Workers with little prior experience with remote work, a shorter tenure at the company, and fewer pre-pandemic collaborations reported a decrease in productivity. At the same time, the average workday started earlier and ran later.

Physical Environments

The sudden shift to remote work left little to no time to consider the implications of home workspaces. Two key factors deeply impacted a person’s ability to be productive: the size and layout of their living space and their living situation’s social makeup.

Remote work provided flexibility during the pandemic while also blurring the work-life boundary in problematic ways.

There is still a lot we do not yet know about what this last year will have on society. Yet, companies have to decide now about their work practices, workforces, and workspaces that will have implications for years to come. There is work to be done to develop a complete picture of how things have changed and find the best ways to help create meaningful positive outcomes regardless of what ‘return to the office’ approach is adopted.


How Many People Applied to this Job?

You see a job posting and can’t help but start to wonder about the number of applicants, who your competition is, and how your skills stack up against them.  Are there great high-paying jobs out there that don’t get flooded with a mountain of applicants? Have you chosen a highly competitive path?


Well, we’ve got some research for you—the Highest-Paying Job with the Most and Least Competition. The report used data from PayScale and identified roles with an average base salary of $75,000 or higher. To assess which positions tend to be more or less competitive, they used LinkedIn data to calculate the average number of applicants per opening. 


The report found overall, the highest paying job with the least competition is an Assistant City Attorney (average wage: $76,028), with an average of 1.2 people applying for each position. The most competitive highest-paying job in the US is a Senior Vice President of Operations ($170,674), with 159 applicants per opening. 


While the study is slightly flawed, it didn’t consider applicants outside of LinkedIn; it does offer a general sense of which roles might fall into that coveted sweet spot of “high-paying” and “least competitive”. 


Working with an INNOVA recruiter, we can help position you for the right job with the right company. You can search for all of our openings here! 


We pulled out some roles that seem to fall into that sweet spot from the report in healthcare, IT, and human resources. 



  • Acute Care Nurse Practioner (Average salary: $103,010; Average applicants: 4.2)
  • Family Nurse Practioner (Average salary: $96,092; Average applicants: 9.8)
  • Pharmacist (Average salary: $115,311; Average applicants: 5.1)

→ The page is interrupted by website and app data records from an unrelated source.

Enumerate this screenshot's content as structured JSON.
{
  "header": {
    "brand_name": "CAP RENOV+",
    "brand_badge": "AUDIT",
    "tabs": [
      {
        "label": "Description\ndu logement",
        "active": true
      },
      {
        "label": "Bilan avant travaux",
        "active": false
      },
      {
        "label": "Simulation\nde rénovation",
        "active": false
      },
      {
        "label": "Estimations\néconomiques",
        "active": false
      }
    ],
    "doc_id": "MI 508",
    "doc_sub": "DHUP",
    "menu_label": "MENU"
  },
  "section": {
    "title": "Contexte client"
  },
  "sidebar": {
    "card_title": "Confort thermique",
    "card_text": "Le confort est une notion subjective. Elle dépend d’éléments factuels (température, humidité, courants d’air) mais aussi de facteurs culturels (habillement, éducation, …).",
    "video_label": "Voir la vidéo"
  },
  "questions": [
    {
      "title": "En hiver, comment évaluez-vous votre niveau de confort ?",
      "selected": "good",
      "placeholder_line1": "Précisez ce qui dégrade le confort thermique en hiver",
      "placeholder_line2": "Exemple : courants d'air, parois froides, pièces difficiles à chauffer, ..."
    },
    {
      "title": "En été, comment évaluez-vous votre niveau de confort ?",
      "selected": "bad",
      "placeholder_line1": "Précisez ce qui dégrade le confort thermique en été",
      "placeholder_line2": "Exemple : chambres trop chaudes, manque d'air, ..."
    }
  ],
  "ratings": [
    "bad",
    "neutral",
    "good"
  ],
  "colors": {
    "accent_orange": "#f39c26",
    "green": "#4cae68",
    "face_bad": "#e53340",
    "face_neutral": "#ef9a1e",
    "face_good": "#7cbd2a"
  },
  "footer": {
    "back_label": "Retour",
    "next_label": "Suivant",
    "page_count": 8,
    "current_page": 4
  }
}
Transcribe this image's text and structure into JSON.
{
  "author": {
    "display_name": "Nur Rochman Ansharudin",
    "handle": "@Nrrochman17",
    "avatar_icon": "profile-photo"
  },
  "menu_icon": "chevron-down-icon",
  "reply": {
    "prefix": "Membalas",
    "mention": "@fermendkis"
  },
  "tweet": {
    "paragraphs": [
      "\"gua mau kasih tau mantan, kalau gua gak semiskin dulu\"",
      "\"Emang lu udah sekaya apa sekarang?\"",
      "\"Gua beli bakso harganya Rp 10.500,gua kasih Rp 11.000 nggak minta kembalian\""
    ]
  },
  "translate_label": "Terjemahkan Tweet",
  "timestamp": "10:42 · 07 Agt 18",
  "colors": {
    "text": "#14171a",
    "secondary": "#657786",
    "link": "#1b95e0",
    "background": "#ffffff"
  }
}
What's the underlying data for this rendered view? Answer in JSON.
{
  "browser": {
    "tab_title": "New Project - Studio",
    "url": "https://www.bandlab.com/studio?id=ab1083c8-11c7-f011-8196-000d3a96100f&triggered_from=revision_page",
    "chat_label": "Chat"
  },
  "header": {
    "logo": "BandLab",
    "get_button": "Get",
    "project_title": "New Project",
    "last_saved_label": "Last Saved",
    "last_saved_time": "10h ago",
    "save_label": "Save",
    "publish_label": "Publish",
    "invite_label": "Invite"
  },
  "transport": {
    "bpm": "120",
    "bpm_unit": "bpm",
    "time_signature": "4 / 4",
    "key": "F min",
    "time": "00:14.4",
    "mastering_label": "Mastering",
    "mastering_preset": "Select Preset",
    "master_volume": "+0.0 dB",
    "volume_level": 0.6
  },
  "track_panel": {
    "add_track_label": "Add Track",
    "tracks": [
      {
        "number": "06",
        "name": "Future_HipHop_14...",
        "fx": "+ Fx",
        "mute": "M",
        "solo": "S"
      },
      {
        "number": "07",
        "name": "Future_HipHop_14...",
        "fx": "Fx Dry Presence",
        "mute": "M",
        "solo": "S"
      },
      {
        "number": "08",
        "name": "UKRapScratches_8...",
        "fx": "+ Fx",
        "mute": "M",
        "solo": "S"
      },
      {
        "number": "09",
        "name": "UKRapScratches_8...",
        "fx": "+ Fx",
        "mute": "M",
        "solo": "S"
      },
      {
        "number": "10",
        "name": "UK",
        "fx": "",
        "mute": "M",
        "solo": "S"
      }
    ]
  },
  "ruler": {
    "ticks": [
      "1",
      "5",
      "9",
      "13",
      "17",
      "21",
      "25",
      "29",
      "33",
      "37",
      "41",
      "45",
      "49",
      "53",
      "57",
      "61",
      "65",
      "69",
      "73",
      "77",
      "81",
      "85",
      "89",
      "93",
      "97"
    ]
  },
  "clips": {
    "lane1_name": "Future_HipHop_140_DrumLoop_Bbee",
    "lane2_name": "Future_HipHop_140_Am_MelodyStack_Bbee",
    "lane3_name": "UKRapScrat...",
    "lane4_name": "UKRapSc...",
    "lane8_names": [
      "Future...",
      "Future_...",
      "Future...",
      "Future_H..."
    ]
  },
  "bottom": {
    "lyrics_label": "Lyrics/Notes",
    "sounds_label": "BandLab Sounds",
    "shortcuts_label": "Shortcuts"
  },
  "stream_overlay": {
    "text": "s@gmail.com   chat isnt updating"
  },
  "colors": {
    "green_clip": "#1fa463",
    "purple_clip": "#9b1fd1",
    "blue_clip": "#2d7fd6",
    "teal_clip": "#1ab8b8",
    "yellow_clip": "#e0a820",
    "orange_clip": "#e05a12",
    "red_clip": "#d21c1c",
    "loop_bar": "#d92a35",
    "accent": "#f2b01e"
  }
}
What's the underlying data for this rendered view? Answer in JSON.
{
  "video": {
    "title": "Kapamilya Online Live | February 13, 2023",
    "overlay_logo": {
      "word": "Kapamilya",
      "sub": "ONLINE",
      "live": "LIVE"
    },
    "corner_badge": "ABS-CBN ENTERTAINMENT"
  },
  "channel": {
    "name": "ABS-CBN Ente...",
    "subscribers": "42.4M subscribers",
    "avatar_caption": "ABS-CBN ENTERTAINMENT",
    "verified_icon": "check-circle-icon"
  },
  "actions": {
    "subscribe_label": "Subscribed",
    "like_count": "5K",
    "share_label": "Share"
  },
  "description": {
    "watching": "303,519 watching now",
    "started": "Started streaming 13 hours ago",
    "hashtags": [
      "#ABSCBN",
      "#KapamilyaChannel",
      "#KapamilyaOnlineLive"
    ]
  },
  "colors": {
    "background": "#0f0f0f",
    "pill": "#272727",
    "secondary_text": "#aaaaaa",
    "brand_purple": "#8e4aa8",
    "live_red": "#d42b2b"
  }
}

  • Technical Services Manager (Average salary: $78,820; Average applicants: 4.9)
  • IT Consultant (Average salary: $118,563; Average applicants: 5.9)
  • Lead Software Engineer (Average salary: $118,322; Average applicants: 7.2) 


Human Resources:

  • Compensation & Benefits Manager (Average salary: $88,056; Average applicants: 19)
  • Compensation Director (Average salary: $88,321; Average applicants: 16.7)
  • Human Resources Information Systems Manager (Average salary: $90,342; Average applicants: 18.4)